July 27, 2016

Rosetta severs link with Philae

The Electrical Support System (ESS) through which the Rosetta orbiter has been listening out for Philae will be turned off Wednesday 27 July at 11 a.m. CEST. The remaining supply of power, now ever dwindling as comet Churyumov-Gersimenko moves further away from the Sun, will be used to complete the final phases of the mission.

Any remaining chances of restoring contact with Philae will disappear Wednesday 27 July at 11 a.m. CEST, when the European Space Agency (ESA) will be switching off the lander ‘ear’ to devote all remaining power to the end of the mission. The last signs of life from Philae were received over a year ago on 9 July 2015 during a communication slot of 12 minutes. Although the data on its status were incomplete, they seemed to indicate the lander was in good health. Unfortunately, nothing has been heard from it since…

Q&A with Philippe Gaudon, former Rosetta Project Leader at CNES.

Why has ESA decided to switch off the ESS on Rosetta that was used to communicate with Philae?

Philippe Gaudon: Our comet, orbiter and lander are now 3.5 astronomical units (AU) or 520 million kilometres from the Sun. At that distance, even Rosetta’s solar panels—the largest ever flown in space, spanning 35 metres—can no longer deliver a great deal of power. ESA has therefore decided to switch off all non-vital power-consuming systems to save power for the scientific instruments and orbital manoeuvres in the final phase of the mission.
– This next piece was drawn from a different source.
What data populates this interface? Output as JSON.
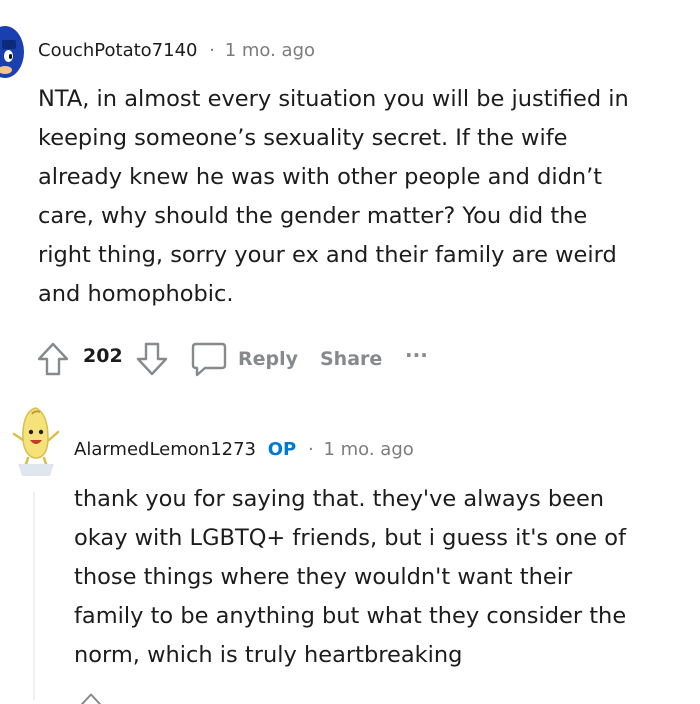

Is there still hope of finding Philae in pictures from the OSIRIS and VIRTIS cameras on Rosetta?

PG: Up to last January we were still hoping to restore contact with Philae. After that, power must have started to run low. In April and May, we obtained good pictures of the zone where Philae was expected to be. The orbiter even approached to within seven kilometres of the comet’s surface. That close, each pixel in the image covers 15 centimetres on the ground. But there are lots of rocks and cliffs, lots of shadows, and it still wasn’t close enough… In the weeks ahead, Rosetta will be flying a series of low-altitude approaches—we hope to within five kilometres, but keeping it safe is paramount—to allow us to retrieve a wealth of science data and in particular to see how the comet’s surface is evolving. Obviously, we’re hoping at the same time to catch sight of Philae and determine where it is.

The mission on which hundreds of engineers have been working for 20 years is set to come to an end on 30 September. What next?

PG: The spacecraft has been beaming back data daily since it arrived in the comet’s vicinity in August 2014. It’s going to take years to pore over all of that data gathered by Rosetta’s and Philae’s instruments. Looking further down the track, my dream would be to send a new mission to this comet so that we can gain further insights into its evolution and its trajectory through the Solar System, but we can’t say if that will happen. A mission could also be sent to Rosetta’s initial target, comet Wirtanen. But basically, for now we’re just crossing our fingers that we’ll be able to catch sight of Philae in the weeks ahead.

The compact Philae lander has shown no sign of life since 9 July 2015. Credits: CNES/D. Ducros.

Philippe Gaudon. Credits: CNES.

Teams at the Science Operations & Navigation Centre (SONC) at CNES in Toulouse send a final message to Philae. Credits: CNES.